Activity: The answer must be every line of the records below that holds the word "text".

Excerpts from an interface dataset
#####
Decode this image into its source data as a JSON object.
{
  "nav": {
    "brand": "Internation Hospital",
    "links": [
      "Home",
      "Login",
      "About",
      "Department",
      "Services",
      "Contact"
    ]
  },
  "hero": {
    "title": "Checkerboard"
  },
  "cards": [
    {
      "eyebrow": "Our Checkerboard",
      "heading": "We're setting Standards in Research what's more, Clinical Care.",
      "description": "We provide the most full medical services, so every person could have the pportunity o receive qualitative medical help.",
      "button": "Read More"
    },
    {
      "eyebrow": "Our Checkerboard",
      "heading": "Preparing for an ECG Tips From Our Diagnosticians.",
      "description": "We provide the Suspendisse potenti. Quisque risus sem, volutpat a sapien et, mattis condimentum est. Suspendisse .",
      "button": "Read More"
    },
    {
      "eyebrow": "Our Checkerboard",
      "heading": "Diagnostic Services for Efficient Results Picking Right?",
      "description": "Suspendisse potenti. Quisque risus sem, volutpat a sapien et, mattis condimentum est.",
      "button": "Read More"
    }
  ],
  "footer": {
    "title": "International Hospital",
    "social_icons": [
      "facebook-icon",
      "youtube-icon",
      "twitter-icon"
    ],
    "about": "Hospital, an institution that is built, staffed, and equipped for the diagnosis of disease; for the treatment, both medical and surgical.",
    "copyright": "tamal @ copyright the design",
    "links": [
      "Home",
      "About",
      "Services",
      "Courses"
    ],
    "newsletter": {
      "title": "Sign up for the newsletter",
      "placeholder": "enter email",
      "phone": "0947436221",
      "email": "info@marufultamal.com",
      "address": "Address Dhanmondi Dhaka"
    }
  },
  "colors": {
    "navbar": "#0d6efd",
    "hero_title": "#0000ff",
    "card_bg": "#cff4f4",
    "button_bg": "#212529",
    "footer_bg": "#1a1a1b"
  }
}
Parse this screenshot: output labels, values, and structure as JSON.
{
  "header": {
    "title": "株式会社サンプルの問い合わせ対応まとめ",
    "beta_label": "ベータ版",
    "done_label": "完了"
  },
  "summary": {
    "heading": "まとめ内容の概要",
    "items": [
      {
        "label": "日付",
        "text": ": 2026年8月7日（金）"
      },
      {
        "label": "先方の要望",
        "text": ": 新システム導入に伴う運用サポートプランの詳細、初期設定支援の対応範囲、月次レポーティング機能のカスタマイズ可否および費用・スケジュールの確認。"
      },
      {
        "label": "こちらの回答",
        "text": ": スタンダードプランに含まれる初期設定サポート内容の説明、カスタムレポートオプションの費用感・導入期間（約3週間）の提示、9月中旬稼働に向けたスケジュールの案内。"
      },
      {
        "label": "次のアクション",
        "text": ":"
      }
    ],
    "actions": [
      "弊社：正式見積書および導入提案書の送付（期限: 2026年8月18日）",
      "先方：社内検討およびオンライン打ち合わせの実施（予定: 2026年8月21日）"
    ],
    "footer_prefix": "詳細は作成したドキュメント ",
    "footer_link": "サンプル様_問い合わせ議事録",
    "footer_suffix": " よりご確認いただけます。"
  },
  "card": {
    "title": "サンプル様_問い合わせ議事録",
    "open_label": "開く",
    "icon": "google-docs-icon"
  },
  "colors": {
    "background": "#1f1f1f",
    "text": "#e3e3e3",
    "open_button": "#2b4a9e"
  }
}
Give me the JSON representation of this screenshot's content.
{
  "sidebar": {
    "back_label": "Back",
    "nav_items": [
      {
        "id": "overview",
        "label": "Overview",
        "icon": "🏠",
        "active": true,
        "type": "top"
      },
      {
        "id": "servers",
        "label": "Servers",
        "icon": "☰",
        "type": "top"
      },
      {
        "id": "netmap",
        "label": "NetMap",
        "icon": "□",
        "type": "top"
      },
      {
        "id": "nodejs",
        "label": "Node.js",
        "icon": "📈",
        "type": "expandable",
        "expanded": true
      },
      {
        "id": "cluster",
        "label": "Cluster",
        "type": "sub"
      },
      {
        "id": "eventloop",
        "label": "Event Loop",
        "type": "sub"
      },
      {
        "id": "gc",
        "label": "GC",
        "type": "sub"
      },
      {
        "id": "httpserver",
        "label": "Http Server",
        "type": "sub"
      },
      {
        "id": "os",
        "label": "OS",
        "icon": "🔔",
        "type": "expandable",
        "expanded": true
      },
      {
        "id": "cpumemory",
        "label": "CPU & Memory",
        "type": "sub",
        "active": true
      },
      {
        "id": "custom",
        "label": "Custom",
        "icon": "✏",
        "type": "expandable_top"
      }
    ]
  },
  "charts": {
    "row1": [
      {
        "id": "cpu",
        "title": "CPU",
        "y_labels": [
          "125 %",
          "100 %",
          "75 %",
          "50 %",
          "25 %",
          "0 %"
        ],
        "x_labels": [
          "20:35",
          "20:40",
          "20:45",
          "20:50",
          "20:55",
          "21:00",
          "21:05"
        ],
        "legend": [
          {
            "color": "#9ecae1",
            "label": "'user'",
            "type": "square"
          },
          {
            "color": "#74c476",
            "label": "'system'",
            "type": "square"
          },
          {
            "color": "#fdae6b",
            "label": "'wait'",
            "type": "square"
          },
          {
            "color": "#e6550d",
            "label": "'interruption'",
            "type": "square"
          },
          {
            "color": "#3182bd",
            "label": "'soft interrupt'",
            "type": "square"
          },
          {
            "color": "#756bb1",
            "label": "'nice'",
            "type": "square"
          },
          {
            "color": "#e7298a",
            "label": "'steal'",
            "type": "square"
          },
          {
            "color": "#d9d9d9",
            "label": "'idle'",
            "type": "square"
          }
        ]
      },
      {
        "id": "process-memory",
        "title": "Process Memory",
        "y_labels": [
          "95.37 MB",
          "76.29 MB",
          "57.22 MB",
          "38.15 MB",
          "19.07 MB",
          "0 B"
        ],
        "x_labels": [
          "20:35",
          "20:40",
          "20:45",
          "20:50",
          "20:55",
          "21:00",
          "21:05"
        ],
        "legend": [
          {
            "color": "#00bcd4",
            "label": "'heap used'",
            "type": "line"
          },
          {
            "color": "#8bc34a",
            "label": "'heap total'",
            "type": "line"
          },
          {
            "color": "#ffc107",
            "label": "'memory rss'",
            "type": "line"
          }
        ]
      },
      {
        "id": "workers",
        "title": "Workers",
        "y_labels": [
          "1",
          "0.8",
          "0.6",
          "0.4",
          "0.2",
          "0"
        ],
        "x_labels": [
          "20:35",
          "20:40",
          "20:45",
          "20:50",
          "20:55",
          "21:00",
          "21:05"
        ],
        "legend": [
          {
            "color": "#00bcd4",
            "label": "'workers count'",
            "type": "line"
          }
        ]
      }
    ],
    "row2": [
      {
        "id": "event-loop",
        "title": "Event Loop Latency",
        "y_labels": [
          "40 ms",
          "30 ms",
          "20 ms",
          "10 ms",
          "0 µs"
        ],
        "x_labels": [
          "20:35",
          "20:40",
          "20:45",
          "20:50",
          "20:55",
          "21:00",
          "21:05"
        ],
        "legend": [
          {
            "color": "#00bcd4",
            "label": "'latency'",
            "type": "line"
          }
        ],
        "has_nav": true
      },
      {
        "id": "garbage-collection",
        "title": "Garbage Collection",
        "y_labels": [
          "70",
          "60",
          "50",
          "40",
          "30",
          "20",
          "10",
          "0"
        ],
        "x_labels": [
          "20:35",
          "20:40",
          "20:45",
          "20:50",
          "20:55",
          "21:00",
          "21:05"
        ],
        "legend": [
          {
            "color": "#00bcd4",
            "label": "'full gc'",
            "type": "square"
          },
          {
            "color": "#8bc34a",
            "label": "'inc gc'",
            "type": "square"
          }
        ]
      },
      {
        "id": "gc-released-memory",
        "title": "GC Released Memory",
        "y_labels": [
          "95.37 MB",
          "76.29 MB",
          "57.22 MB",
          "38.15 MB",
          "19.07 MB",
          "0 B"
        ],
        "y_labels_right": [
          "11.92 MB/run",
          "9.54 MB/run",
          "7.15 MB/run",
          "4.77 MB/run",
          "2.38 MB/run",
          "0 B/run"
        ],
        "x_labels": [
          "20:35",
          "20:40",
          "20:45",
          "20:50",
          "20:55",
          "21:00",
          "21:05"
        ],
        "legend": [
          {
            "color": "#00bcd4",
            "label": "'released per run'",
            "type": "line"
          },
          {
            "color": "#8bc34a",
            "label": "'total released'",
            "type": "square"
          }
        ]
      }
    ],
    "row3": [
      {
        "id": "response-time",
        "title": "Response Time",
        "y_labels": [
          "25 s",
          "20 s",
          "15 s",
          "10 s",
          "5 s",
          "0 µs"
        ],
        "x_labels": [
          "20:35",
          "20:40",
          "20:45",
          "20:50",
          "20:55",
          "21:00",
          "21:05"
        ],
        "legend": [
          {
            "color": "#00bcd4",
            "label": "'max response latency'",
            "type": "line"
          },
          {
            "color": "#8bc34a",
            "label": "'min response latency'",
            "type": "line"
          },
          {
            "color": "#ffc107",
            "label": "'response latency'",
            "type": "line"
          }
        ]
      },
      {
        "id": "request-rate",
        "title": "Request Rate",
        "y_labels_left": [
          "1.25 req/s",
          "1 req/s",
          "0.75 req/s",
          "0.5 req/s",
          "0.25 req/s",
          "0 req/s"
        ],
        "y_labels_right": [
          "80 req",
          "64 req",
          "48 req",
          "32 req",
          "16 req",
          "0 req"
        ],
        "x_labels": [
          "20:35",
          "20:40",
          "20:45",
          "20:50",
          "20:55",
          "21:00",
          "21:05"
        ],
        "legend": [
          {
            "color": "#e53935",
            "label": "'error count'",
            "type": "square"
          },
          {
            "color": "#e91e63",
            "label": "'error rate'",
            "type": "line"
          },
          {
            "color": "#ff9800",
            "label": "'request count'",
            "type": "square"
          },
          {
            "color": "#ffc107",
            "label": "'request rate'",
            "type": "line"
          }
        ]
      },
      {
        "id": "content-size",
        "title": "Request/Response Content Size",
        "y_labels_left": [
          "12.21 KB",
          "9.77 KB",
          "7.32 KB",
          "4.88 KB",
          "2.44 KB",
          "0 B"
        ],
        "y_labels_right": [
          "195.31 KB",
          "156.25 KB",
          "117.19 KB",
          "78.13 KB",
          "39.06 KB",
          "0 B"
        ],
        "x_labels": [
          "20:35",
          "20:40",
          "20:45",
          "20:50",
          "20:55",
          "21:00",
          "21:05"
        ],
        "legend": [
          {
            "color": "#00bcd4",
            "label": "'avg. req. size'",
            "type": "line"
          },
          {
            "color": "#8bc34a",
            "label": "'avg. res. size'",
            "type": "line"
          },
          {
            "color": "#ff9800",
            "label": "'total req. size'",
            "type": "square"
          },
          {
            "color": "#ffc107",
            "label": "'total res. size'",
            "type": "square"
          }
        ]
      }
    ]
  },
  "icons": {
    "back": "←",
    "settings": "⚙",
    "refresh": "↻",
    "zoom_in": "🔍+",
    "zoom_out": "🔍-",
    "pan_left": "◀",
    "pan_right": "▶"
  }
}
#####
Solution to the exercise:
        "text": ": 2026年8月7日（金）"
        "text": ": 新システム導入に伴う運用サポートプランの詳細、初期設定支援の対応範囲、月次レポーティング機能のカスタマイズ可否および費用・スケジュールの確認。"
        "text": ": スタンダードプランに含まれる初期設定サポート内容の説明、カスタムレポートオプションの費用感・導入期間（約3週間）の提示、9月中旬稼働に向けたスケジュールの案内。"
        "text": ":"
    "text": "#e3e3e3",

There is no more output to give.